My favorite comparison might be to Joe Montana, who was on Manning’s level of eliteness in his 30s, earning All-Pro honors at the age of 34 in 1990. Like Manning, Montana missed his entire age 35 season (in his case, it was an elbow injury). But Montana was barely able to play at 36 too, and that ended his San Francisco career. He went to Kansas City for the final two years of his career, but was never the same again.
And that’s what must worry the fans of any team considering giving tens of millions of dollars to No. 18.
It’s almost a certainty at this point that Jim Irsay and new Colts general manager Ryan Grigson will draft Luck first overall in April. And logically, that probably means Manning’s done in Indy.

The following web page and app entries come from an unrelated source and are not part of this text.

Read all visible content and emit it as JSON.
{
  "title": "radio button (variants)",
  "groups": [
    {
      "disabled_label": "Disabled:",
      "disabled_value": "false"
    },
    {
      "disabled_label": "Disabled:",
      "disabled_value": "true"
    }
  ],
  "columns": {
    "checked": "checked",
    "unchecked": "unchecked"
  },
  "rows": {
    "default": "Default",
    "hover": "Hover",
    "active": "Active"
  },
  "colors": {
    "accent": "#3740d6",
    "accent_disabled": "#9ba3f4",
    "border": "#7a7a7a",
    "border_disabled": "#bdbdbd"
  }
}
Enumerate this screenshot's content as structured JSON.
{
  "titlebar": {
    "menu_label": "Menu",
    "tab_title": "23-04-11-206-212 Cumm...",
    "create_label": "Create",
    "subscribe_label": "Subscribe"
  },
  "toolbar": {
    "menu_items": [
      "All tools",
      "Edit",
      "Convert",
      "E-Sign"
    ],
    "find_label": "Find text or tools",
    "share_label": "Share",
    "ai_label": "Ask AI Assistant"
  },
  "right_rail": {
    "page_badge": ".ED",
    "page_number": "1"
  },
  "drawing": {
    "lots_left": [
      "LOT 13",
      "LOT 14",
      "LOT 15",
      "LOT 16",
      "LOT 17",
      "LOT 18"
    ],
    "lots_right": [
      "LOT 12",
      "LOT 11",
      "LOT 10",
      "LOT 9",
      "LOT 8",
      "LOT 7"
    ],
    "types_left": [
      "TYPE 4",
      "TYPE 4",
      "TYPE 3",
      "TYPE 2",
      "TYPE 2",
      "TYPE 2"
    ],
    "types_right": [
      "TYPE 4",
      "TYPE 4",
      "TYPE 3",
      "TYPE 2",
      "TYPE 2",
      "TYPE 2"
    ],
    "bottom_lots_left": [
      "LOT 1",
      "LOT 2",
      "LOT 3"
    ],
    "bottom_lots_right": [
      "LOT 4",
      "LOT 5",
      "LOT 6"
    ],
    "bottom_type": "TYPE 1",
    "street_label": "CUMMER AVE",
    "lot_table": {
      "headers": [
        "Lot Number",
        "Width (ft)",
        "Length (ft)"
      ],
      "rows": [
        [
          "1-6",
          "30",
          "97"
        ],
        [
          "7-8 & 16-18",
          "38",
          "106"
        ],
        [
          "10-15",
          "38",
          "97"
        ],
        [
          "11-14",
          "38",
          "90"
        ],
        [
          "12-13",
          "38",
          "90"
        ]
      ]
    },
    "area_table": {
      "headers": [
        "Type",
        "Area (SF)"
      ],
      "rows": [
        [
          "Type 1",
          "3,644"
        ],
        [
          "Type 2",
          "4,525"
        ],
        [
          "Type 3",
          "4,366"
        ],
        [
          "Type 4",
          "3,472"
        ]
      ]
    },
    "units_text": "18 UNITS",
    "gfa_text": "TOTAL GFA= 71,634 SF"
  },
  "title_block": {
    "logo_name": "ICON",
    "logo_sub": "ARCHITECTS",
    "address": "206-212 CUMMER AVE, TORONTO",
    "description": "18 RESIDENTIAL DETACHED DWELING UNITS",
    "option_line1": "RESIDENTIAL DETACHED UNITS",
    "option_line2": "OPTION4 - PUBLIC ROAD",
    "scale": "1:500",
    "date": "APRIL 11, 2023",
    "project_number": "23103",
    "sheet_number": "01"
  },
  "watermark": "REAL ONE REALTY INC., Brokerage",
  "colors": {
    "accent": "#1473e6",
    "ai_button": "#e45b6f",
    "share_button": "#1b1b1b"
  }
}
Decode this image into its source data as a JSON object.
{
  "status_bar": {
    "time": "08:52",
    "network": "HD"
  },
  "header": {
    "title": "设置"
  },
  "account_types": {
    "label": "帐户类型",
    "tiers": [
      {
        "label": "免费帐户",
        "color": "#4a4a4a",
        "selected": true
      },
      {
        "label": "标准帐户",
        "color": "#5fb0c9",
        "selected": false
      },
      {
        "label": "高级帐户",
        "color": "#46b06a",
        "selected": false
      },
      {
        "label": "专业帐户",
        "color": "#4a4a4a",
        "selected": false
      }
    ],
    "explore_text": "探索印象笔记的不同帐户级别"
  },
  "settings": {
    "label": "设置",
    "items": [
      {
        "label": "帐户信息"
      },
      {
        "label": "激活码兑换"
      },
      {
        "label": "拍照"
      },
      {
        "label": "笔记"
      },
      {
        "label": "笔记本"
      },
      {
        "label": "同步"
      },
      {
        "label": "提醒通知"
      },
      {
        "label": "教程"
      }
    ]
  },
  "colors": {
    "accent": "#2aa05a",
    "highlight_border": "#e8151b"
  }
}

ESPN’s Adam Schefter in his mailbag today:
“There’s one issue that’s going to be difficult to overcome: Andrew Luck needs to be on the field on Day 1, just as Manning was on the field on Day 1. And then there’s the health of Manning’s neck. No one knows whether he’ll be able to play again, though Manning and his doctors are hopeful. And keep in mind, Irsay said that he never would trade Manning. So if Manning is going to play somewhere else, it’s going to be after he’s released. And if he’s released, he can pick where he wants to play. So my question is this: What would appeal to you the most if you were a quarterback: the New York Jets, Miami or Washington? There are lots of twists and turns left in this story. But it will be the most intriguing story of the offseason.”
But I’m not prepared to write Indy off. Irsay also says he wouldn’t trade Manning, which is probably not relevant in this specific scenario but still goes to show how committed the Colts are to their long-time franchise pivot. It wouldn’t shock me to see Manning back with the Colts in some capacity in 2012.
Here are my top five potential destinations for Manning:
1. Miami — Dolphins owner Stephen Ross appears to be making a true financial push to revive an organization that has been mediocre ever since Marino hung ‘em up. If he’s willing to pay for Jeff Fisher, he might go after Manning. And Manning might see that he’s the missing piece to a potential Super Bowl puzzle. With an elite quarterback, this is a Super Bowl-worthy team. Besides, it’s South Florida, where the elements aren’t a factor for the old man.
2. New York — It probably wouldn’t be Manning’s top choice, but the same front office brought in Favre three years ago. Are they prepared to give up on the highly paid Sanchez this early? The way Rex Ryan and anonymous players have been talking, it wouldn’t surprise me if they made a run at Manning.
3. Indianapolis — A lot can happen between now and the draft, and there’s a chance that the Colts and Manning agree to move back the deadline to exercise his option bonus of $28 million from early March to later in the offseason. Still, if Indy drafts Luck, I have a hard time seeing Manning in blue in 2012.
4. Arizona — This is another destination that would probably intrigue Manning if he were to hit the open market. Climate’s not a factor. Good young defense in place. Larry Fitzgerald catching passes. I doubt the Cardinals give up on Kevin Kolb this quickly, but they can get out of that contract with relative ease. An available Peyton Manning might be enough to cause them to pull the trigger.
5. Seattle — It was either Seattle or Washington here. I think the Redskins are more likely to chase Manning, but I think Manning is more likely to prefer the Seahawks, who provide a much better supporting cast.